|Familiar||Arcane bond: her staff|
|Images of Nyctessa|
Source: Hell Comes to Westcrown, pg(s). 62f.
In the nation of Geb, the dead far outnumber the living—and they hold the reins of political power. Most of Geb's living citizens are slaves, chattel, or most gruesomely, food for their undead overlords. Nyctessa was born into this world, yet she straddled both sides of class and society, being a dhampir—the child of a vampire and a living human mother. The heart of a living being beats in her chest, but her flesh is infused with the negative energy that animates the living dead, and she inherited her vampiric father's taste for blood. In the laws of Geb at least, Nyctessa was neither wholly alive nor truly dead.
Nyctessa's father was one of the Blood Lords, the undead necromancers who form the elite of Geb's aristocracy; her mother, a slave concubine in her father's harem. Throughout Nyctessa's childhood, both her father and mother were distant figures. She was nursed by loyal human slaves, raised by ghoul governesses, and educated by vampire tutors. She was allowed to see her mother only a few times a week, and her father even less. Nevertheless, Nyctessa always remained aware of being groomed to be her father's heir. Everyone expected her to follow in his footsteps, study necromancy, become a vampire, and eventually perhaps, centuries later, inherit his position in Gebbite society and government as one of the undying Blood Lords. She dutifully enrolled in Mechitar's prestigious Ebon Mausoleum, the same academy of necromancy her father had attended centuries earlier, and she excelled in all her studies.
When Nyctessa came of age, the time arrived when she would be presented to Mechitar society and join the social and political scene of Geb's capital city. Most of the young nobles making their debut that night were the newly made spawn of penanggalens, wraiths, vampires, and other undead, but some were the skittish, living offspring of the few mortal Blood Lords who still clung to life. Nyctessa was the only dhampir, and she could feel the mocking stares of her peers, judging her, pitying her even. Neither dead nor alive.
In the early morning, before the sun rose, Nyctessa's father presented her with a gift as the ball wound down: her mother. Nyctessa knew what he expected of her. They embraced and Nyctessa sank her teeth into her mother's neck. She greedily drank the blood, gorged herself on it, and felt a heady rush of power as her mother's drained, lifeless body sank to the floor. Her father watched in silence. Nyctessa had taken the first real step toward becoming his heir.
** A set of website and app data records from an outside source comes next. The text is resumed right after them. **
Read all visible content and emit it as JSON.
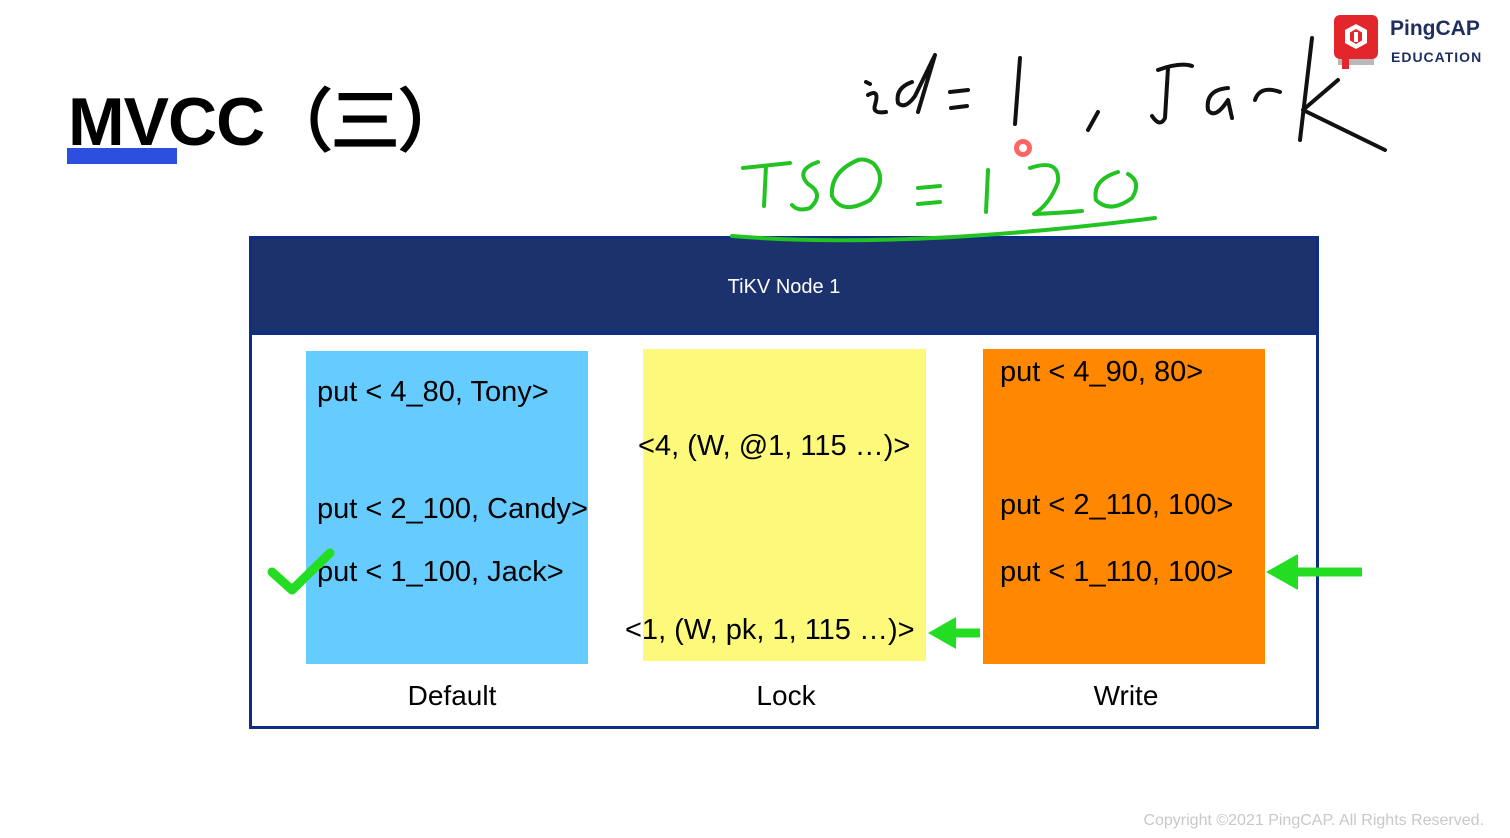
{
  "slide": {
    "title": "MVCC（三）",
    "copyright": "Copyright ©2021 PingCAP. All Rights Reserved."
  },
  "logo": {
    "name": "PingCAP",
    "subtitle": "EDUCATION",
    "icon": "pingcap-logo-icon",
    "color": "#e3262c"
  },
  "annotations": {
    "handwritten_top": "id=1 , Jack",
    "handwritten_tso": "TSO = 120",
    "ink_black": "#111111",
    "ink_green": "#22c322"
  },
  "diagram": {
    "node_title": "TiKV Node 1",
    "colors": {
      "node_header": "#1c326c",
      "node_border": "#0f2d83",
      "default_cf": "#66ccff",
      "lock_cf": "#fdf97a",
      "write_cf": "#ff8800",
      "arrow": "#22dd22"
    },
    "default": {
      "label": "Default",
      "entries": [
        "put < 4_80, Tony>",
        "put < 2_100, Candy>",
        "put < 1_100, Jack>"
      ]
    },
    "lock": {
      "label": "Lock",
      "entries": [
        "<4, (W, @1, 115 …)>",
        "<1, (W, pk, 1, 115 …)>"
      ]
    },
    "write": {
      "label": "Write",
      "entries": [
        "put < 4_90, 80>",
        "put < 2_110, 100>",
        "put < 1_110, 100>"
      ]
    }
  }
}
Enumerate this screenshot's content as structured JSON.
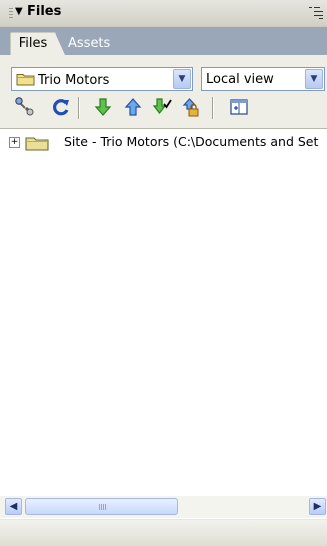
{
  "panel": {
    "title": "Files",
    "collapse_icon": "triangle-down-icon",
    "menu_icon": "panel-options-icon"
  },
  "tabs": [
    {
      "label": "Files",
      "active": true
    },
    {
      "label": "Assets",
      "active": false
    }
  ],
  "site_select": {
    "value": "Trio Motors",
    "icon": "folder-icon"
  },
  "view_select": {
    "value": "Local view"
  },
  "toolbar": [
    {
      "name": "connect-icon"
    },
    {
      "name": "refresh-icon"
    },
    {
      "name": "get-files-icon"
    },
    {
      "name": "put-files-icon"
    },
    {
      "name": "check-out-icon"
    },
    {
      "name": "check-in-icon"
    },
    {
      "name": "expand-site-icon"
    }
  ],
  "tree": {
    "rows": [
      {
        "label": "Site - Trio Motors (C:\\Documents and Set",
        "expander": "+"
      }
    ]
  },
  "colors": {
    "panel_bg": "#eeeee6",
    "tab_bar": "#9aa7b8",
    "arrow_green": "#2e9b2e",
    "arrow_blue": "#2f6fd0",
    "folder_yellow": "#e8d470"
  }
}
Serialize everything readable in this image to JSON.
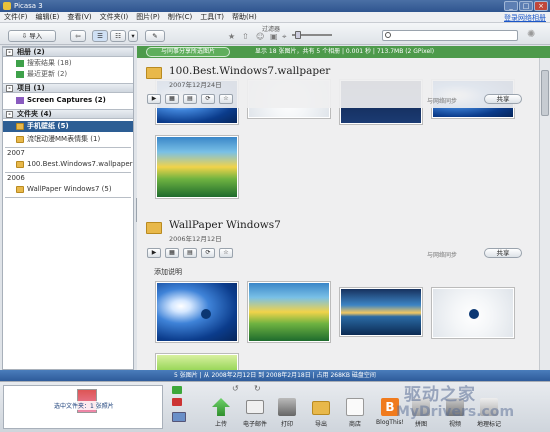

Nyctessa returned to the Ebon Mausoleum to finish her studies, but during that time, she could not help thinking of her mother's death at her own hands. It was expected. Morality didn't even enter into it. Nyctessa had been told over and over by her governesses and tutors that no life—or death—equaled her own. Her mother had been chattel, and Nyctessa the scion of a noble house. And her mother's blood had tasted good. Almost from the moment of her birth, Nyctessa had been trained for one role, one destiny. Her future was planned out to the tiniest detail. Only now, she questioned whether that would be enough.
At her graduation, Nyctessa's father presented another gift: a staff made from her mother's spine and skull with which to form her arcane bond. This was the last straw, the last nail in her proverbial coffin. The staff was a symbol of her father's power over her, over her future, and the rest of her existence. She could not just allow him to steal all of that possibility from her. She would not just be a pawn in his centuries-long strategies and political maneuverings.
Nyctessa left Mechitar that night, paying for passage on a ship to Jalmeray. She took her staff with her, but did not say goodbye to anyone. Before she would promise herself to death, she would see what life had to offer. Nyctessa journeyed to Jalmeray, Katapesh, Qadira, and beyond to Taldor, Andoran, and Cheliax. She left behind her family name, her father's name, and during these travels, she witnessed life itself. A grubby, hardscrabble existence, always grasping for more—more food, more money, more land, more meaning, only to see it all stolen away when death inevitably arrived. A meaningless exercise, and always far too brief.
Nyctessa chose to live, but only until she had triumphed over life completely. She would be one of the immortal, the eternal, the deathless, what mortals call the living dead—eventually. She would return home and claim her birthright, but on her own terms, through her own skills and abilities. She would not become a mindless automaton, a starving ghoul, a thirsting vampire, or even a rotting lich, but something different, something new, something uniquely Nyctessa. She would do whatever it took. She would let nothing stand in her way. Nyctessa would find the answer within herself and her magic, and she would forever bridge the divide between life and death.